If the addition to bad loans on banks’ books between 2011 and 2015 was more than the quantum of money lent by them in that time, as it seems to have been, it cannot be good news.
If the addition to bad loans on banks’ books between 2011 and 2015 was more than the quantum of money lent by them in that time, as it seems to have been, it cannot be good news. To be sure, it’s been a tough environment with the economy slowing dramatically – all the way from 10% to 5% – and there was a fair bit of indiscriminate lending not to mention the government’s dithering on policymaking and arbitrary rulemaking. But the extent of the damage at Rs 2.4 lakh crore is truly colossal because it means a large amount of costly capital is being set aside as provisions and, therefore, effectively blocked. A large chunk of this would have come from the corporate sector especially from bigger companies, the Kingfishers of the world, and the bad news is there could be more. While senior bankers including Arundhati Bhattacharya, Chairman State Bank of India (SBI) have pointed out while the stress in large corporate accounts may have subsided somewhat, though there’s a lot of it in mid-sized and smaller companies, one is not sure whether large firms are truly over the hump. After all business groups including those of Essar, Reliance ADAG, Jaiprakash Associates and Adanis, to name a few, remain heavily indebted and some of them like Essar have defaulted in the past. It’s possible they will survive the current slowdown by selling assets they have accumulated over the years though evidence of such transactions has been limited to the Jaiprakash Group and a few others like GVK and Lanco. One reason for this is that there are virtually no takers for assets within industry – the AV Birla Group has emerged as one – and even private equity players have stayed with small assets such as roads. Indeed, not too many foreign corporations have stepped in to say they will take over a power plant or a steel plant.

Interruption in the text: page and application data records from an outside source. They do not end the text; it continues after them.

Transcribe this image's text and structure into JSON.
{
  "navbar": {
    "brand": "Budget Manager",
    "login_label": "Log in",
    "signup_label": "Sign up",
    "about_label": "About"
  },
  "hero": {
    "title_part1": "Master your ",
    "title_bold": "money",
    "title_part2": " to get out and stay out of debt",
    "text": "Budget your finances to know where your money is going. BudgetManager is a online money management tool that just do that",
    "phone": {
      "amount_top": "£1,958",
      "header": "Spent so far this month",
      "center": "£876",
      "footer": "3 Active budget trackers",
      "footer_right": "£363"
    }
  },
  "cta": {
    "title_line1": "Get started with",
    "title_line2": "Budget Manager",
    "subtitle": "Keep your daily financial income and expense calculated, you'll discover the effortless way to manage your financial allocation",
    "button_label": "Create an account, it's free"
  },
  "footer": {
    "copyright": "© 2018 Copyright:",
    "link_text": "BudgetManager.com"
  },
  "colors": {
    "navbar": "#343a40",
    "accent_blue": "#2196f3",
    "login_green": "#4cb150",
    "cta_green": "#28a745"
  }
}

To be sure, these companies may yet survive the slowdown and may not end up in trouble like Amtek Auto which is struggling to match cash flows with loan repayments. But it’s possible given the recovery, if there’s one at all, is so slow, there could be a few more Amteks out there. Again, even if a dozen Amteks default, it’s not going to bring down the banks but if the NPA cycle doesn’t end soon, banks are going to be so badly bruised, the smaller state-owned lenders may just not recover. It’s in this context that Bhattacharya’s observation is important; the thousands of mid-sized enterprises, whose cash flows have been choked off by larger companies, need to be nursed back to health quickly. Clearly, one can’t coerce large buyers into repaying smaller vendors, though it probably should be done, but it’s important to assist smaller units who are more deserving of support. Perhaps, the government could use SIDBI’s infrastructure and that of the banks, to find a way to either fund some of these units till business looks up or assist them in recovering their dues from their customers. Even before it gets going on the MUDRA scheme, existing corporate units need to be resuscitated else, these will soon turn NPAs.